The section on modern tools is somewhat harder to design than I expected. We have a lot of crap that we mess with from day to day, and picking and choosing what qualifies as an actual tool proficiency is difficult at best. Still, I think I was able to narrow it down to a few categories to start, with leave to shrink and grow as needed.

Still, there's a huge gulf of knowledge between a layperson and a true master with a given tool, so I felt the length and breadth of modern tool knowledge should also have associated augmentation. As always, first drafts, feedback is welcome, et cetera, ad nauseum.

Cars, vans, and small trucks are included under this category. Alternately, you can be proficient in driving motorcycles and other similar equipment. Most people can drive a car with minimal training, so this proficiency includes practiced handling, diagnosing simple issues, and performing minor maintenance such as changing the oil or testing the battery. 
The real marvel of the modern world, computers control almost every aspect of our daily lives. Though anybody can use basic functions of a computer, actual proficiency includes diagnosing issues, installing or replacing hardware, basic coding, and realizing that the median state of an Internet browser is not a sliver of window beneath a dozen malware toolbars. 
Heavy/Construction Equipment
While a layperson might not know the difference between a backhoe and a bulldozer, a person with this proficiency can correctly spot and operate most common construction equipment. You are also trained in the operation and handling of large hauling equipment, from semi trucks to heavy machine transports. This proficiency is separate from automobiles due to the vast difference in handling requirements, as well as the specialized training that goes into operating the mechanisms associated with the vehicle. 
Small Aircraft
With this proficiency, you are capable of piloting simple small aircraft such as a prop plane or a weather chopper, as well as perform minor maintenance. You also understand the assocaited flight jargon and can communicate with air traffic control to help direct aircraft. 
Small Naval Craft
This proficiency includes everything from marsh boats and speed boats to small sailing ships. You can articulate nautical charts and perform basic navigation, as well as help guide other vessels into or out of harbor. You do not require this proficiency to use basic water craft, such as jet skis or the like.

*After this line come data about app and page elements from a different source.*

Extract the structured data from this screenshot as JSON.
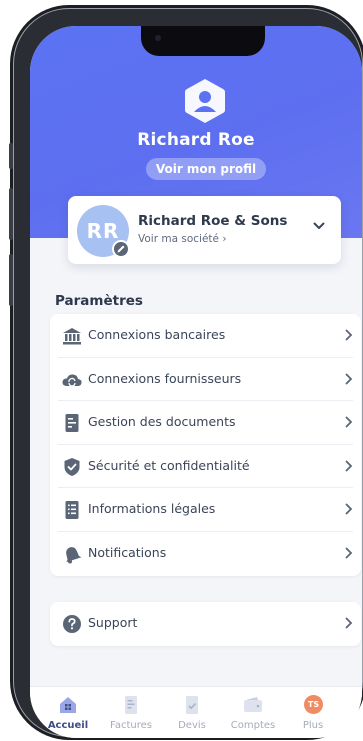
{
  "profile": {
    "name": "Richard Roe",
    "view_profile_label": "Voir mon profil"
  },
  "company": {
    "initials": "RR",
    "name": "Richard Roe & Sons",
    "link_label": "Voir ma société ›"
  },
  "settings": {
    "section_title": "Paramètres",
    "items": [
      {
        "label": "Connexions bancaires",
        "icon": "bank-icon"
      },
      {
        "label": "Connexions fournisseurs",
        "icon": "cloud-sync-icon"
      },
      {
        "label": "Gestion des documents",
        "icon": "document-icon"
      },
      {
        "label": "Sécurité et confidentialité",
        "icon": "shield-check-icon"
      },
      {
        "label": "Informations légales",
        "icon": "list-document-icon"
      },
      {
        "label": "Notifications",
        "icon": "bell-icon"
      }
    ]
  },
  "support": {
    "label": "Support",
    "icon": "help-icon"
  },
  "tabbar": {
    "items": [
      {
        "label": "Accueil",
        "icon": "home-icon",
        "active": true
      },
      {
        "label": "Factures",
        "icon": "invoice-icon",
        "active": false
      },
      {
        "label": "Devis",
        "icon": "quote-icon",
        "active": false
      },
      {
        "label": "Comptes",
        "icon": "wallet-icon",
        "active": false
      },
      {
        "label": "Plus",
        "icon": "avatar-badge",
        "badge": "TS",
        "active": false
      }
    ]
  },
  "colors": {
    "hero": "#5b73f3",
    "accent": "#3f4c86",
    "icon": "#5a6576",
    "badge": "#ef8a63"
  }
}
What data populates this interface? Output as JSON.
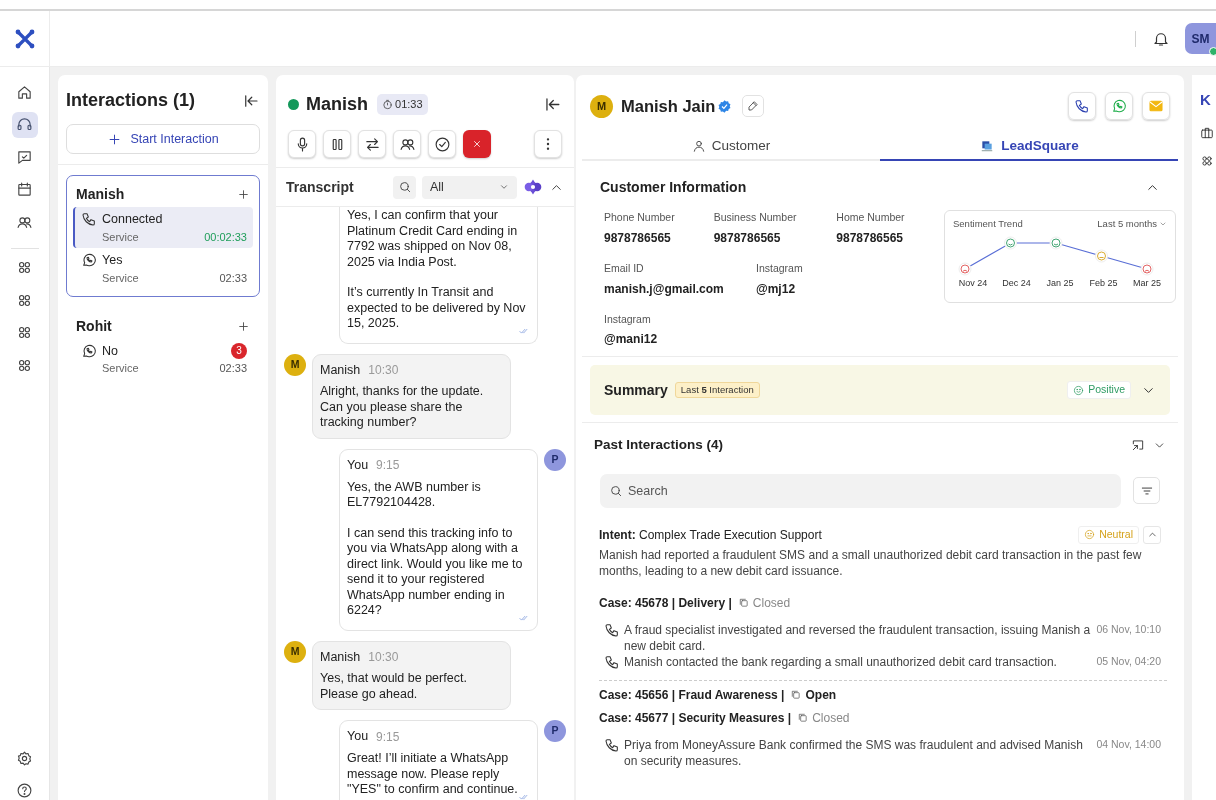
{
  "header": {
    "avatar": "SM",
    "online": true
  },
  "nav": [
    {
      "kind": "home",
      "selected": false
    },
    {
      "kind": "headset",
      "selected": true
    },
    {
      "kind": "chat",
      "selected": false
    },
    {
      "kind": "calendar",
      "selected": false
    },
    {
      "kind": "people",
      "selected": false
    },
    {
      "kind": "apps",
      "selected": false
    },
    {
      "kind": "apps",
      "selected": false
    },
    {
      "kind": "apps",
      "selected": false
    },
    {
      "kind": "apps",
      "selected": false
    }
  ],
  "nav_bottom": [
    {
      "kind": "settings"
    },
    {
      "kind": "help"
    }
  ],
  "interactions": {
    "title": "Interactions (1)",
    "start_button": "Start Interaction",
    "groups": [
      {
        "name": "Manish",
        "selected": true,
        "items": [
          {
            "kind": "call",
            "title": "Connected",
            "subtitle": "Service",
            "time": "00:02:33",
            "live": true,
            "selected": true
          },
          {
            "kind": "whatsapp",
            "title": "Yes",
            "subtitle": "Service",
            "time": "02:33",
            "live": false,
            "selected": false
          }
        ]
      },
      {
        "name": "Rohit",
        "selected": false,
        "items": [
          {
            "kind": "whatsapp",
            "title": "No",
            "subtitle": "Service",
            "time": "02:33",
            "badge": "3",
            "live": false,
            "selected": false
          }
        ]
      }
    ]
  },
  "chat": {
    "name": "Manish",
    "online": true,
    "timer": "01:33",
    "controls": [
      {
        "kind": "mic"
      },
      {
        "kind": "pause"
      },
      {
        "kind": "transfer"
      },
      {
        "kind": "conference"
      },
      {
        "kind": "check"
      },
      {
        "kind": "end"
      }
    ],
    "transcript_title": "Transcript",
    "filter": "All",
    "messages": [
      {
        "kind": "agent",
        "read": true,
        "paragraphs": [
          "Yes, I can confirm that your Platinum Credit Card ending in 7792 was shipped on Nov 08, 2025 via India Post.",
          "It’s currently In Transit and expected to be delivered by Nov 15, 2025."
        ]
      },
      {
        "kind": "customer",
        "avatar": "M",
        "sender": "Manish",
        "time": "10:30",
        "paragraphs": [
          "Alright, thanks for the update. Can you please share the tracking number?"
        ]
      },
      {
        "kind": "agent",
        "avatar": "P",
        "sender": "You",
        "time": "9:15",
        "read": true,
        "paragraphs": [
          "Yes, the AWB number is EL7792104428.",
          "I can send this tracking info to you via WhatsApp along with a direct link. Would you like me to send it to your registered WhatsApp number ending in 6224?"
        ]
      },
      {
        "kind": "customer",
        "avatar": "M",
        "sender": "Manish",
        "time": "10:30",
        "paragraphs": [
          "Yes, that would be perfect. Please go ahead."
        ]
      },
      {
        "kind": "agent",
        "avatar": "P",
        "sender": "You",
        "time": "9:15",
        "read": true,
        "paragraphs": [
          "Great! I’ll initiate a WhatsApp message now. Please reply \"YES\" to confirm and continue."
        ]
      }
    ]
  },
  "customer": {
    "avatar": "M",
    "name": "Manish Jain",
    "verified": true,
    "actions": [
      {
        "kind": "call"
      },
      {
        "kind": "whatsapp"
      },
      {
        "kind": "email"
      }
    ],
    "tabs": [
      {
        "label": "Customer",
        "kind": "person",
        "selected": false
      },
      {
        "label": "LeadSquare",
        "kind": "logo",
        "selected": true
      }
    ],
    "info_title": "Customer Information",
    "field_rows": [
      [
        {
          "label": "Phone Number",
          "value": "9878786565"
        },
        {
          "label": "Business Number",
          "value": "9878786565"
        },
        {
          "label": "Home Number",
          "value": "9878786565"
        }
      ],
      [
        {
          "label": "Email ID",
          "value": "manish.j@gmail.com"
        },
        {
          "label": "Instagram",
          "value": "@mj12"
        }
      ],
      [
        {
          "label": "Instagram",
          "value": "@mani12"
        }
      ]
    ],
    "sentiment_trend": {
      "title": "Sentiment Trend",
      "period": "Last 5 months",
      "points": [
        {
          "label": "Nov 24",
          "kind": "negative"
        },
        {
          "label": "Dec 24",
          "kind": "positive"
        },
        {
          "label": "Jan 25",
          "kind": "positive"
        },
        {
          "label": "Feb 25",
          "kind": "neutral"
        },
        {
          "label": "Mar 25",
          "kind": "negative"
        }
      ]
    },
    "summary": {
      "title": "Summary",
      "badge": "Last **5** Interaction",
      "sentiment": {
        "label": "Positive",
        "kind": "positive"
      }
    },
    "past": {
      "title": "Past Interactions (4)",
      "search_placeholder": "Search",
      "intent_label": "Intent:",
      "intent": "Complex Trade Execution Support",
      "sentiment": {
        "label": "Neutral",
        "kind": "neutral"
      },
      "expanded": true,
      "description": "Manish had reported a fraudulent SMS and a small unauthorized debit card transaction in the past few months, leading to a new debit card issuance.",
      "cases": [
        {
          "title": "Case: 45678 | Delivery |",
          "status": "Closed",
          "open": false,
          "events": [
            {
              "text": "A fraud specialist investigated and reversed the fraudulent transaction, issuing Manish a new debit card.",
              "time": "06 Nov, 10:10"
            },
            {
              "text": "Manish contacted the bank regarding a small unauthorized debit card transaction.",
              "time": "05 Nov, 04:20"
            }
          ]
        },
        {
          "title": "Case: 45656 | Fraud Awareness |",
          "status": "Open",
          "open": true
        },
        {
          "title": "Case: 45677 | Security Measures |",
          "status": "Closed",
          "open": false,
          "events": [
            {
              "text": "Priya from MoneyAssure Bank confirmed the SMS was fraudulent and advised Manish on security measures.",
              "time": "04 Nov, 14:00"
            }
          ]
        }
      ]
    }
  },
  "side_strip": {
    "letter": "K"
  }
}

To facilitate greater understanding, I've also created a feat to go along with it.

Advanced Training

Prerequisite: One modern tool proficiency 
Effect: You increase your Intelligence score by 1. You choose one modern tool with which you are proficient. You are considered a master with that tool and can operate equipment with a greater learning curve or with restricted access. 
Automobile mastery allows you to either drive extreme performance vehicles or understand advanced mechanics. You will require mechanics' tools to perform standard jobs, or a facility with appropriate lifts to perform advanced repairs and upgrades. 
Computer mastery allows you to perform feats of hacking and hardware modification. You must have access to appropriate programs, platforms, and connections in order to hack into devices. 
Heavy/construction mastery allows you to either coordinate and manage large construction or transportation projects for large organizations, or to understand heavy machine mechanics. You will require appropriate tools and facilities to perform associated repairs. 
Small aircraft mastery allows you to operate advanced aerial vehicles such as passenger planes. Alternately, this mastery can give you the knowledge to operate military aircraft. 
Small naval craft mastery gives you the knowledge required to fashion your own water craft given tools and materials, as well as navigate by primitive means.